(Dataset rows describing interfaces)

___

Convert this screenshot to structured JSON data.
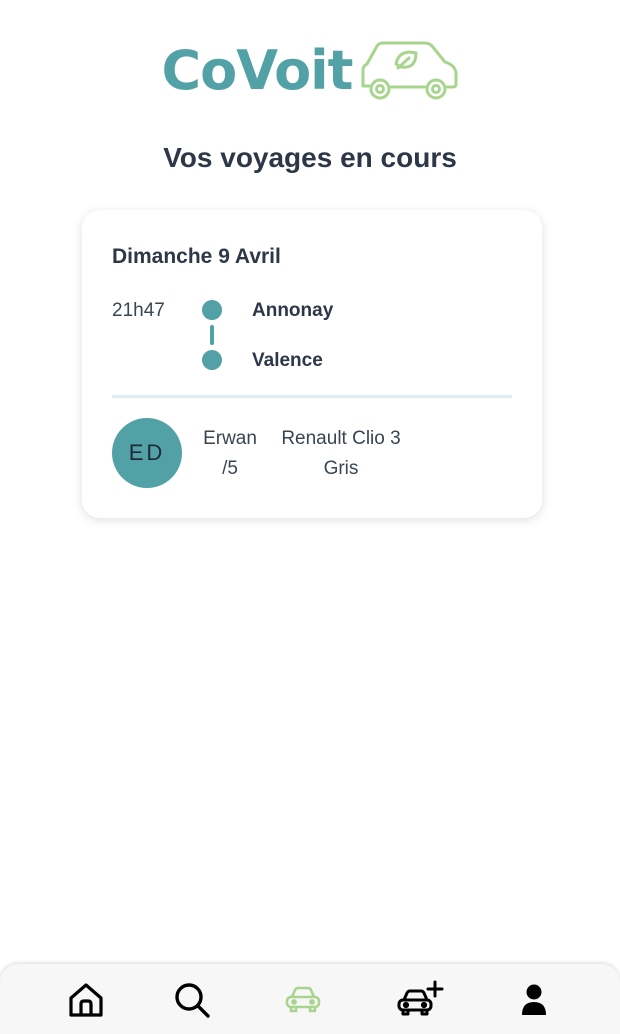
{
  "app": {
    "name": "CoVoit",
    "brand_color": "#52a1a6",
    "accent_color": "#a8d58e"
  },
  "page": {
    "title": "Vos voyages en cours"
  },
  "trip": {
    "date": "Dimanche 9 Avril",
    "time": "21h47",
    "from": "Annonay",
    "to": "Valence",
    "driver": {
      "initials": "ED",
      "name": "Erwan",
      "rating": "/5"
    },
    "car": {
      "model": "Renault Clio 3",
      "color": "Gris"
    }
  },
  "nav": {
    "items": [
      {
        "icon": "home-icon",
        "active": false
      },
      {
        "icon": "search-icon",
        "active": false
      },
      {
        "icon": "car-icon",
        "active": true
      },
      {
        "icon": "car-plus-icon",
        "active": false
      },
      {
        "icon": "user-icon",
        "active": false
      }
    ]
  }
}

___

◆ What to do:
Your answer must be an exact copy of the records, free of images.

◆ Exercise answer:
Convert this screenshot to structured JSON data.
{
  "app": {
    "name": "CoVoit",
    "brand_color": "#52a1a6",
    "accent_color": "#a8d58e"
  },
  "page": {
    "title": "Vos voyages en cours"
  },
  "trip": {
    "date": "Dimanche 9 Avril",
    "time": "21h47",
    "from": "Annonay",
    "to": "Valence",
    "driver": {
      "initials": "ED",
      "name": "Erwan",
      "rating": "/5"
    },
    "car": {
      "model": "Renault Clio 3",
      "color": "Gris"
    }
  },
  "nav": {
    "items": [
      {
        "icon": "home-icon",
        "active": false
      },
      {
        "icon": "search-icon",
        "active": false
      },
      {
        "icon": "car-icon",
        "active": true
      },
      {
        "icon": "car-plus-icon",
        "active": false
      },
      {
        "icon": "user-icon",
        "active": false
      }
    ]
  }
}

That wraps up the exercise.